Sir Henry Hesketh Bell was born in the United Kingdom in 1864, decades after slavery had "officially" been abolished in 1807. Still, he was appointed as a colonial overseer of both the Bahamas and Dominica during his career. During his time in the Caribbean, he authored memoirs and novels, including the A Witch's Legacy. Sir Bell was quite interested in magic and Obeah, with many of his texts, both fiction and non-fiction were centered around the practice in varying capacities. This includes the works: Obeah: Witchcraft in the West Indies (1889), Love in Black(1911), and Witches and Fishes (1948). Sir Bell's publishing years spanned over nearly 50 years, and he comes in at the ending threshold of what the ECDA considers the early Caribbean, with his last published work coming in 1949, and his death in 1952-- long after he had returned to London, England from the Caribbean.
First published in London by William Clowes and Sons in 1893, A Witch's Legacy tells the story of 'charismatic' and harsh, yet prone to melancholy and sentimentality, Jack Moseby Esq.. A once very wealthy man and plantation owner that experiences money troubles and other uncertainties. With the help of those he enslaves and other freed Blacks, Moseby comes into contact with Obeah, and his life is changed drastically by the end of the novel.

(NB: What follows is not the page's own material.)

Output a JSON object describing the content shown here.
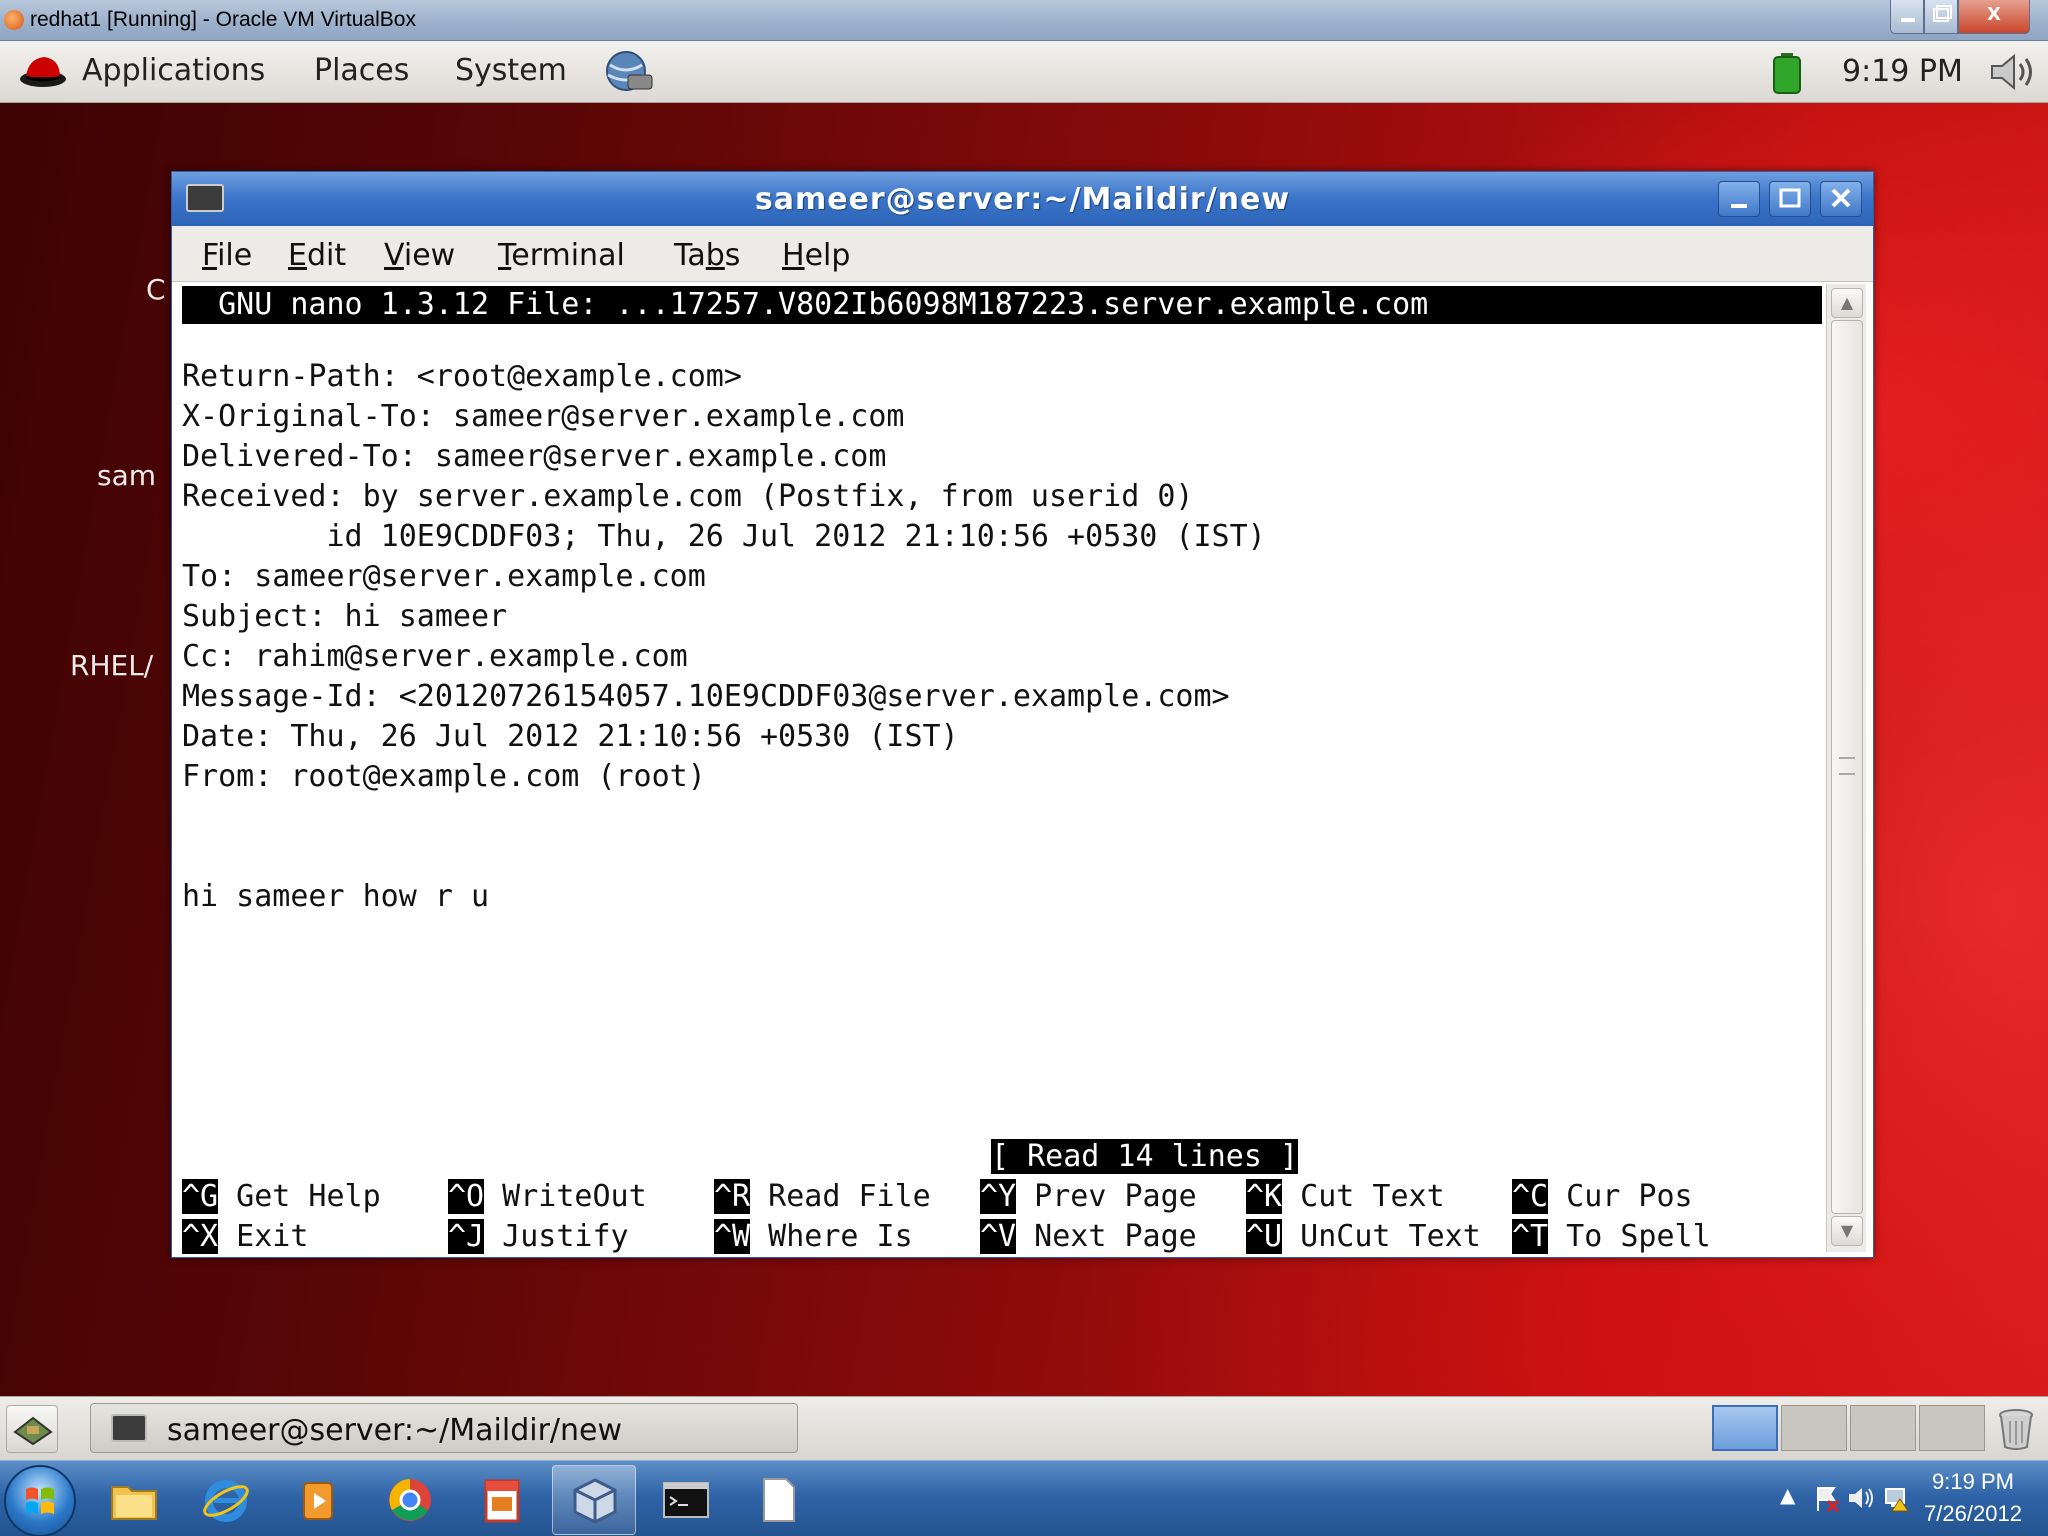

Little is known of the specific reception of the text, however, most Obeah themed novels of the same period tended to be widely circulated, but with mixed responses. Sir Bell's novel is at once both late-gothic and pastoral; it pays great attention to the lush and sensual ecology of the Caribbean, and puts in into contrast with the wickedness and selfishness of both man and Obeah. The result is a text that is at once alluring and upsetting. The text, which joins the ECDA under our Obeah Narratives Collection, is a short and worthwhile read for any scholars interested in the fictionalization of Obeah and a practical (and seemingly accurate) description of the Caribbean landscape.